[Data records for software interfaces]

========================================

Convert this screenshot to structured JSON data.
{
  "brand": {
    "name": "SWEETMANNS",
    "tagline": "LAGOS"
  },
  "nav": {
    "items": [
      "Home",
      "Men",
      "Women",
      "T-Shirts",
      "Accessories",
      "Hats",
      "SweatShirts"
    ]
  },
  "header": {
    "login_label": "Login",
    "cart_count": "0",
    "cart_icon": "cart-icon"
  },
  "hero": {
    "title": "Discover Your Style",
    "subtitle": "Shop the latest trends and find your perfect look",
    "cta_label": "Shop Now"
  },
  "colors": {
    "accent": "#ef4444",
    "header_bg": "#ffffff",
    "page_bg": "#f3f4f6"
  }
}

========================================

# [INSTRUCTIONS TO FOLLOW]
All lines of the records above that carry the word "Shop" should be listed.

# [WRITTEN REPLY]
    "subtitle": "Shop the latest trends and find your perfect look",
    "cta_label": "Shop Now"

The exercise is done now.